Ms B v An NHS Hospital Trust: FD 22 Mar 2002

The applicant had come to suffer from a completely disabling condition, and requested that her life support machine be turned off. She did not want to live on a ventilator, and had made a living will. She was found at first to have capacity to make that decision, but the doctors revised their opinions. She now sought a declaration that she had capacity, and that her treatment against her will was unlawful.

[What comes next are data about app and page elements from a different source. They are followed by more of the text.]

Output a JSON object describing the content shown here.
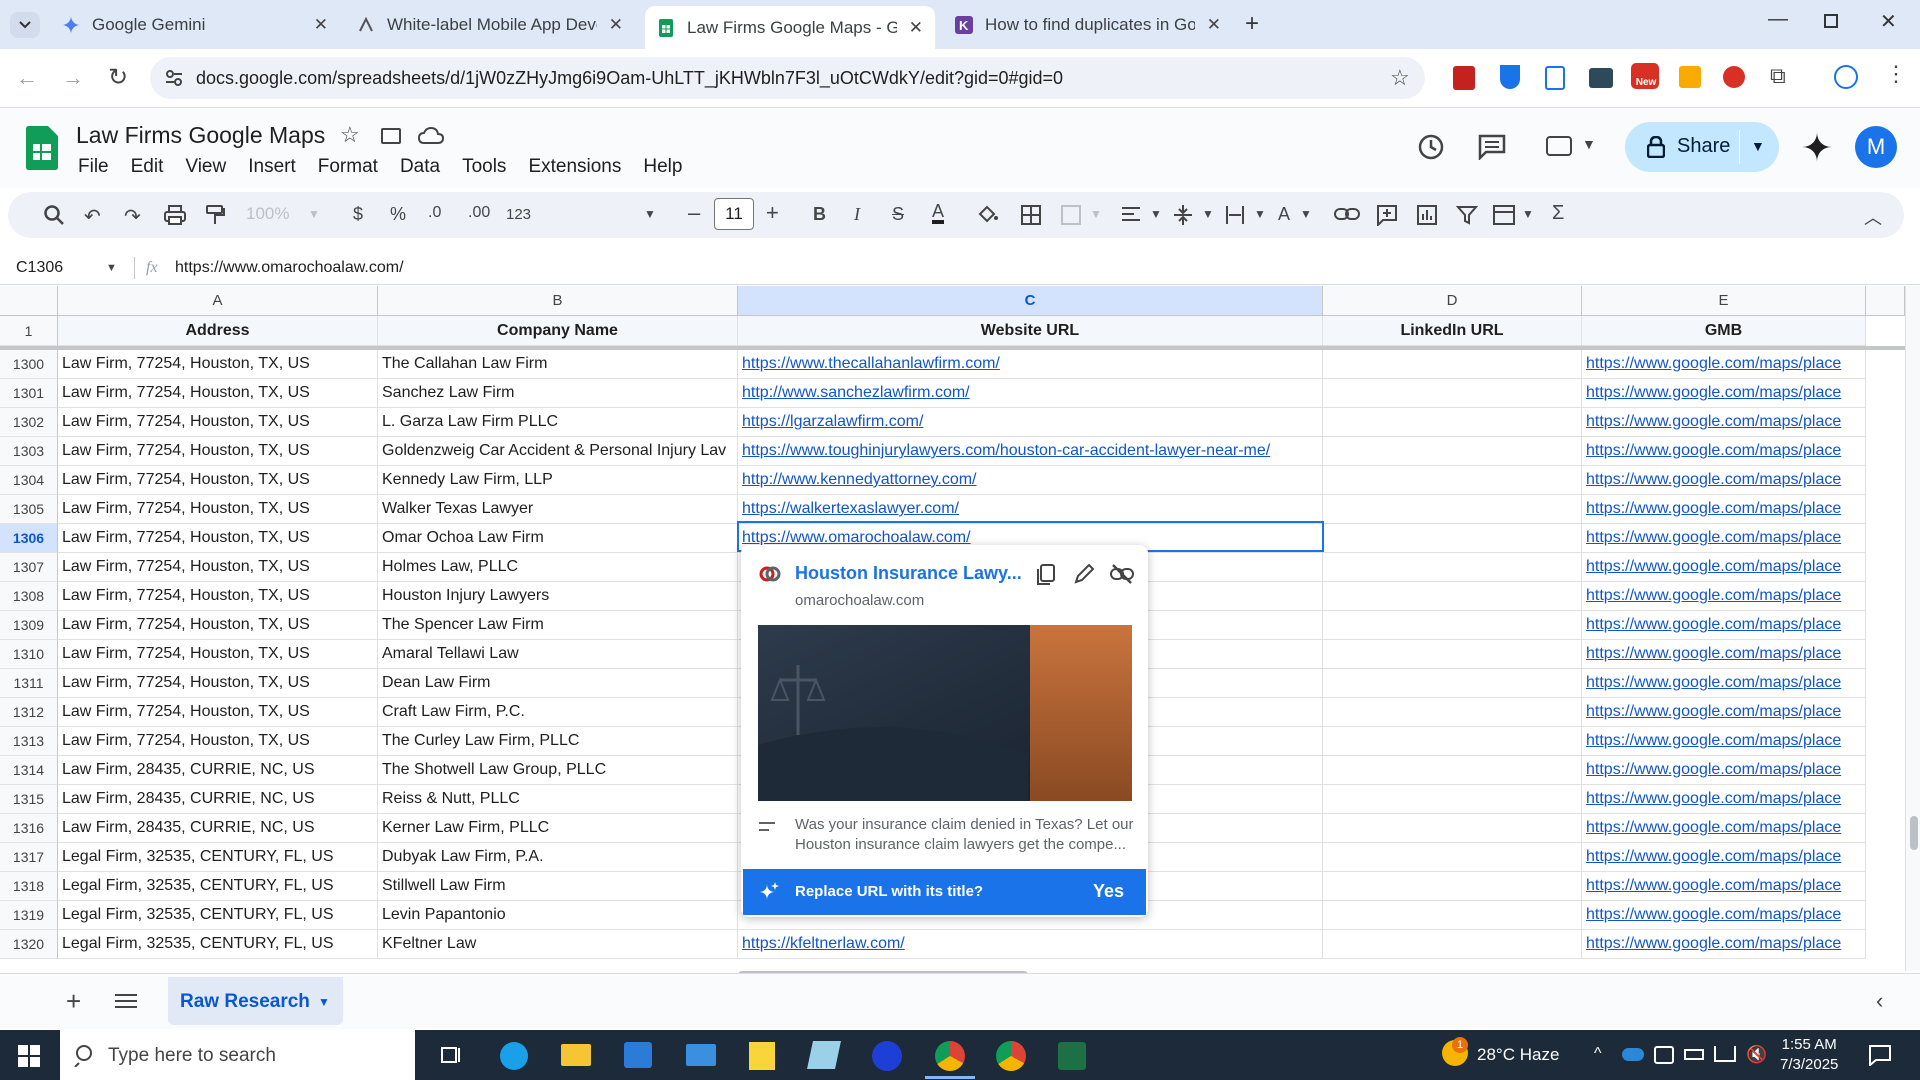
{
  "browser": {
    "tabs": [
      {
        "title": "Google Gemini"
      },
      {
        "title": "White-label Mobile App Develo"
      },
      {
        "title": "Law Firms Google Maps - Goog"
      },
      {
        "title": "How to find duplicates in Goog"
      }
    ],
    "url": "docs.google.com/spreadsheets/d/1jW0zZHyJmg6i9Oam-UhLTT_jKHWbln7F3l_uOtCWdkY/edit?gid=0#gid=0",
    "ext_new_badge": "New"
  },
  "sheets": {
    "doc_title": "Law Firms Google Maps",
    "menu": [
      "File",
      "Edit",
      "View",
      "Insert",
      "Format",
      "Data",
      "Tools",
      "Extensions",
      "Help"
    ],
    "share_label": "Share",
    "avatar_letter": "M",
    "toolbar": {
      "zoom": "100%",
      "currency": "$",
      "percent": "%",
      "dec_decrease": ".0",
      "dec_increase": ".00",
      "number_format": "123",
      "font_size": "11",
      "bold": "B",
      "italic": "I",
      "strike": "S",
      "text_color": "A"
    },
    "name_box": "C1306",
    "fx_label": "fx",
    "formula": "https://www.omarochoalaw.com/",
    "columns": [
      "A",
      "B",
      "C",
      "D",
      "E"
    ],
    "header_row": {
      "num": "1",
      "cells": [
        "Address",
        "Company Name",
        "Website URL",
        "LinkedIn URL",
        "GMB"
      ]
    },
    "rows": [
      {
        "num": "1300",
        "address": "Law Firm, 77254, Houston, TX, US",
        "company": "The Callahan Law Firm",
        "website": "https://www.thecallahanlawfirm.com/",
        "linkedin": "",
        "gmb": "https://www.google.com/maps/place"
      },
      {
        "num": "1301",
        "address": "Law Firm, 77254, Houston, TX, US",
        "company": "Sanchez Law Firm",
        "website": "http://www.sanchezlawfirm.com/",
        "linkedin": "",
        "gmb": "https://www.google.com/maps/place"
      },
      {
        "num": "1302",
        "address": "Law Firm, 77254, Houston, TX, US",
        "company": "L. Garza Law Firm PLLC",
        "website": "https://lgarzalawfirm.com/",
        "linkedin": "",
        "gmb": "https://www.google.com/maps/place"
      },
      {
        "num": "1303",
        "address": "Law Firm, 77254, Houston, TX, US",
        "company": "Goldenzweig Car Accident & Personal Injury Lav",
        "website": "https://www.toughinjurylawyers.com/houston-car-accident-lawyer-near-me/",
        "linkedin": "",
        "gmb": "https://www.google.com/maps/place"
      },
      {
        "num": "1304",
        "address": "Law Firm, 77254, Houston, TX, US",
        "company": "Kennedy Law Firm, LLP",
        "website": "http://www.kennedyattorney.com/",
        "linkedin": "",
        "gmb": "https://www.google.com/maps/place"
      },
      {
        "num": "1305",
        "address": "Law Firm, 77254, Houston, TX, US",
        "company": "Walker Texas Lawyer",
        "website": "https://walkertexaslawyer.com/",
        "linkedin": "",
        "gmb": "https://www.google.com/maps/place"
      },
      {
        "num": "1306",
        "address": "Law Firm, 77254, Houston, TX, US",
        "company": "Omar Ochoa Law Firm",
        "website": "https://www.omarochoalaw.com/",
        "linkedin": "",
        "gmb": "https://www.google.com/maps/place"
      },
      {
        "num": "1307",
        "address": "Law Firm, 77254, Houston, TX, US",
        "company": "Holmes Law, PLLC",
        "website": "",
        "linkedin": "",
        "gmb": "https://www.google.com/maps/place"
      },
      {
        "num": "1308",
        "address": "Law Firm, 77254, Houston, TX, US",
        "company": "Houston Injury Lawyers",
        "website": "",
        "linkedin": "",
        "gmb": "https://www.google.com/maps/place"
      },
      {
        "num": "1309",
        "address": "Law Firm, 77254, Houston, TX, US",
        "company": "The Spencer Law Firm",
        "website": "",
        "linkedin": "",
        "gmb": "https://www.google.com/maps/place"
      },
      {
        "num": "1310",
        "address": "Law Firm, 77254, Houston, TX, US",
        "company": "Amaral Tellawi Law",
        "website": "",
        "linkedin": "",
        "gmb": "https://www.google.com/maps/place"
      },
      {
        "num": "1311",
        "address": "Law Firm, 77254, Houston, TX, US",
        "company": "Dean Law Firm",
        "website": "",
        "linkedin": "",
        "gmb": "https://www.google.com/maps/place"
      },
      {
        "num": "1312",
        "address": "Law Firm, 77254, Houston, TX, US",
        "company": "Craft Law Firm, P.C.",
        "website": "",
        "linkedin": "",
        "gmb": "https://www.google.com/maps/place"
      },
      {
        "num": "1313",
        "address": "Law Firm, 77254, Houston, TX, US",
        "company": "The Curley Law Firm, PLLC",
        "website": "",
        "linkedin": "",
        "gmb": "https://www.google.com/maps/place"
      },
      {
        "num": "1314",
        "address": "Law Firm, 28435, CURRIE, NC, US",
        "company": "The Shotwell Law Group, PLLC",
        "website": "",
        "linkedin": "",
        "gmb": "https://www.google.com/maps/place"
      },
      {
        "num": "1315",
        "address": "Law Firm, 28435, CURRIE, NC, US",
        "company": "Reiss & Nutt, PLLC",
        "website": "",
        "linkedin": "",
        "gmb": "https://www.google.com/maps/place"
      },
      {
        "num": "1316",
        "address": "Law Firm, 28435, CURRIE, NC, US",
        "company": "Kerner Law Firm, PLLC",
        "website": "",
        "linkedin": "",
        "gmb": "https://www.google.com/maps/place"
      },
      {
        "num": "1317",
        "address": "Legal Firm, 32535, CENTURY, FL, US",
        "company": "Dubyak Law Firm, P.A.",
        "website": "",
        "linkedin": "",
        "gmb": "https://www.google.com/maps/place"
      },
      {
        "num": "1318",
        "address": "Legal Firm, 32535, CENTURY, FL, US",
        "company": "Stillwell Law Firm",
        "website": "",
        "linkedin": "",
        "gmb": "https://www.google.com/maps/place"
      },
      {
        "num": "1319",
        "address": "Legal Firm, 32535, CENTURY, FL, US",
        "company": "Levin Papantonio",
        "website": "",
        "linkedin": "",
        "gmb": "https://www.google.com/maps/place"
      },
      {
        "num": "1320",
        "address": "Legal Firm, 32535, CENTURY, FL, US",
        "company": "KFeltner Law",
        "website": "https://kfeltnerlaw.com/",
        "linkedin": "",
        "gmb": "https://www.google.com/maps/place"
      }
    ],
    "link_preview": {
      "title": "Houston Insurance Lawy...",
      "domain": "omarochoalaw.com",
      "description": "Was your insurance claim denied in Texas? Let our Houston insurance claim lawyers get the compe...",
      "suggestion": "Replace URL with its title?",
      "yes_label": "Yes"
    },
    "sheet_tab": "Raw Research"
  },
  "taskbar": {
    "search_placeholder": "Type here to search",
    "weather": "28°C  Haze",
    "time": "1:55 AM",
    "date": "7/3/2025",
    "notification_count": "1"
  },
  "colors": {
    "accent": "#1a73e8",
    "link": "#1155cc",
    "selection": "#d3e3fd",
    "sheets_green": "#0f9d58"
  }
}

Held: The right to determine what shall be done with one’s own body is a fundamental right in our society. There is a presumption of capacity. It was dangerous to generalise about the effect of particular placements in this case her presence in an intensive care unit as reducing capacity. Capacity might need to be established to a higher degree where an especially grave decision was being made. In this case the patient had capacity. The treating clinicians and the hospital should always have in mind that a seriously physically disabled patient who is mentally competent, has the same right to personal autonomy, and to make decisions as any other person with mental capacity. If there is no disagreement about competence but the doctors are for any reason unable to carry out the wishes of the patient, their duty is to find other doctors who will do so.

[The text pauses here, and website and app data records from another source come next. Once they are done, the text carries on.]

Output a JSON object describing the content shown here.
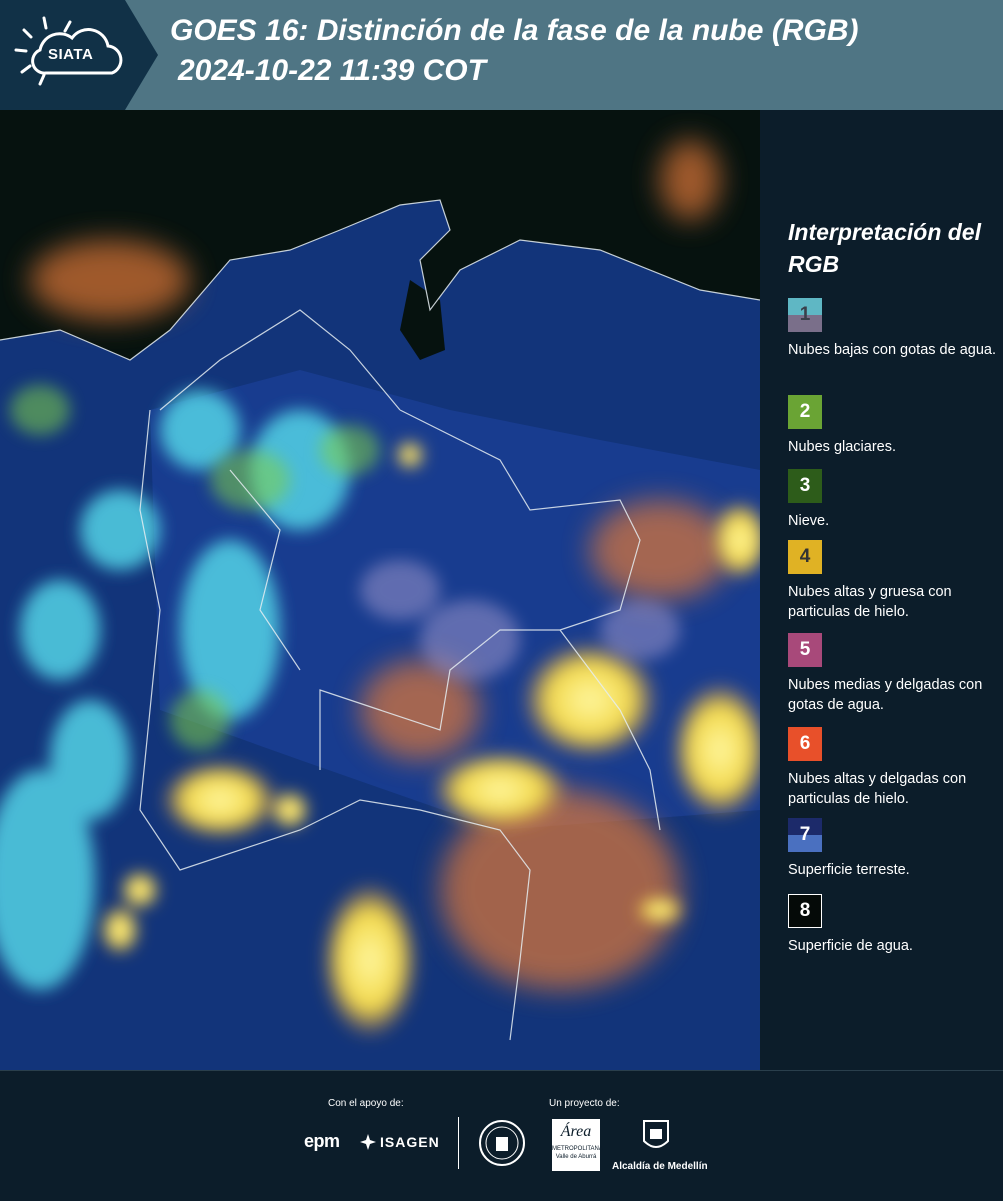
{
  "header": {
    "logo_text": "SIATA",
    "title_line1": "GOES 16: Distinción de la fase de la nube (RGB)",
    "title_line2": "2024-10-22 11:39 COT",
    "bg_color": "#4f7584",
    "logo_bg_color": "#113147"
  },
  "legend": {
    "title": "Interpretación del RGB",
    "items": [
      {
        "number": "1",
        "label": "Nubes bajas con gotas de agua.",
        "color_top": "#5fb7c4",
        "color_bottom": "#7a6f8a"
      },
      {
        "number": "2",
        "label": "Nubes glaciares.",
        "color": "#6aa434"
      },
      {
        "number": "3",
        "label": "Nieve.",
        "color": "#2d5c1a"
      },
      {
        "number": "4",
        "label": "Nubes altas y gruesa con particulas de hielo.",
        "color": "#e0b224"
      },
      {
        "number": "5",
        "label": "Nubes medias y delgadas con gotas de agua.",
        "color": "#a8497a"
      },
      {
        "number": "6",
        "label": "Nubes altas y delgadas con particulas de hielo.",
        "color": "#e8502a"
      },
      {
        "number": "7",
        "label": "Superficie terreste.",
        "color_top": "#1c2a6a",
        "color_bottom": "#4a70c0"
      },
      {
        "number": "8",
        "label": "Superficie de agua.",
        "color": "#050a08"
      }
    ]
  },
  "footer": {
    "support_label": "Con el apoyo de:",
    "project_label": "Un proyecto de:",
    "partner_1": "epm",
    "partner_2": "ISAGEN",
    "org_1_line1": "METROPOLITANA",
    "org_1_line2": "Valle de Aburrá",
    "org_2": "Alcaldía de Medellín"
  }
}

The President, Dame Elizabeth Butler-Sloss
(2002) 65 BMLR 149, [2002] Fam Law 423, [2002] 2 FCR 1, [2002] 1 FLR 1090, [2002] 2 All ER 449, [2002] Lloyd’s Rep Med 265, [2002] EWHC 429 (Fam)
Bailii

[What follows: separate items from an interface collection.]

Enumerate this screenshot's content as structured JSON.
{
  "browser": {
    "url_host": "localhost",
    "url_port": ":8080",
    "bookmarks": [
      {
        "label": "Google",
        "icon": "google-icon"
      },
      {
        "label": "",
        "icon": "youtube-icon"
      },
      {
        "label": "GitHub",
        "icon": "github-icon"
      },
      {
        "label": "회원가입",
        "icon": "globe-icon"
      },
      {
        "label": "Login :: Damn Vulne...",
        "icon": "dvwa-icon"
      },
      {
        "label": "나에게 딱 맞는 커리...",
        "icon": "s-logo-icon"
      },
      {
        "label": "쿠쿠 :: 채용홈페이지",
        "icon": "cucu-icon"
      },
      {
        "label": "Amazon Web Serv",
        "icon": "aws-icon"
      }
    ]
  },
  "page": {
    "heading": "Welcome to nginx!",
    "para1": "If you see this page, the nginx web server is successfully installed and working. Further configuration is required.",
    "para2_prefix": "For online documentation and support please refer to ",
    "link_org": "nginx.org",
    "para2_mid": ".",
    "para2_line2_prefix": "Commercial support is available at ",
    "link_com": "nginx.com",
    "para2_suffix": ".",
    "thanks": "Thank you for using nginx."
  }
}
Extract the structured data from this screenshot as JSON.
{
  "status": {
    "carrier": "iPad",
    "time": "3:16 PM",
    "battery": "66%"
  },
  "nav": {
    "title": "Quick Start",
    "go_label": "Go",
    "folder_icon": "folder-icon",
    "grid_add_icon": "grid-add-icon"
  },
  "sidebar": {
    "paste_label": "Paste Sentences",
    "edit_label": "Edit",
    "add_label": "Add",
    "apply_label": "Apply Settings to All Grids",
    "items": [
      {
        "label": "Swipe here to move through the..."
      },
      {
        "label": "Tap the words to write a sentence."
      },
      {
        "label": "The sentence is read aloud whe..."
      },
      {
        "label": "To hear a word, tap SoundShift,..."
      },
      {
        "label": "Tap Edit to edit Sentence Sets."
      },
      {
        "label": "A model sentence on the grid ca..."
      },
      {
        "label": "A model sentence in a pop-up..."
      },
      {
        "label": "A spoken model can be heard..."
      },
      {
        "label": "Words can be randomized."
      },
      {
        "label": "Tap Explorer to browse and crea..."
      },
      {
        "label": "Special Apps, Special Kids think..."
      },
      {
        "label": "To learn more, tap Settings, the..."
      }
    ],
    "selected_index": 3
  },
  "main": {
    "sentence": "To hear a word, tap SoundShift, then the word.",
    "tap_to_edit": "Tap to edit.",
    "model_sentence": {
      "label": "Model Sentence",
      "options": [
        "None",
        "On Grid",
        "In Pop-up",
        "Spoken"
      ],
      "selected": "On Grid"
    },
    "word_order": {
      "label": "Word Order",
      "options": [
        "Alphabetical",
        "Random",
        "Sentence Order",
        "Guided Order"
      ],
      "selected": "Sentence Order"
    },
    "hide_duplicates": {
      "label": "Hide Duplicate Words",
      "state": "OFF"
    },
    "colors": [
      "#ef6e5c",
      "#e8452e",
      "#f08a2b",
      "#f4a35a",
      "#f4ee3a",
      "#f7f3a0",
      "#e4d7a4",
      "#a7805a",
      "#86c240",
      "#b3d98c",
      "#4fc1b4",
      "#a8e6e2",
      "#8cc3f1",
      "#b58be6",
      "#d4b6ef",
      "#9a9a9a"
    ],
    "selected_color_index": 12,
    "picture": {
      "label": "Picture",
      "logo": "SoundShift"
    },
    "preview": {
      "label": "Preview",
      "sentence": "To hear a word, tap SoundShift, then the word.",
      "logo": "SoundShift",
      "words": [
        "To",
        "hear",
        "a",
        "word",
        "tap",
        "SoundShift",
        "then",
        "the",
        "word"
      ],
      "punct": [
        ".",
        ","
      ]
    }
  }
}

England and Wales
Citing:
CitedS v McC; W v W HL 1972
The distinction between the court’s ‘custodial’ and ‘protective’ jurisdictions was recognised. The case concerned the ordering of blood tests with a view to determining the paternity of a child involved in divorce proceedings. This was not a matter . .
CitedIn re F (Mental Patient: Sterilisation) HL 4-May-1989
Where a patient lacks capacity, there is the power to provide him with whatever treatment or care is necessary in his own best interests. Medical treatment can be undertaken in an emergency even if, through a lack of capacity, no consent had been . .
CitedIn re T (Adult: Refusal of Treatment) CA 1992
A patient’s right to veto medical treatment is absolute: ‘This right of choice is not limited to decisions which others might regard as sensible. It exists notwithstanding that the reasons for making the choice are rational, irrational, unknown or . .
CitedIn re MB (Medical Treatment) CA 26-Mar-1997
The patient was due to deliver a child. A delivery by cesarean section was necessary, but the mother had a great fear of needles, and despite consenting to the operation, refused the necessary consent to anesthesia in any workable form.
Held: . .
CitedSt George’s Healthcare National Health Service Trust v S, Regina v Collins and Others ex parte S CA 8-May-1998
The authority wanted S to be admitted to hospital, if necessary against her will. She was pregnant and wanted to have a natural birth, even at great risk to herself and her baby. She had refused medical treatment for eclampsia. The caesarian had by . .

Cited by:
CitedNicklinson and Another, Regina (on The Application of) SC 25-Jun-2014
The court was asked: ‘whether the present state of the law of England and Wales relating to assisting suicide infringes the European Convention on Human Rights, and whether the code published by the Director of Public Prosecutions relating to . .

These lists may be incomplete.
Updated: 14 February 2021; Ref: scu.170008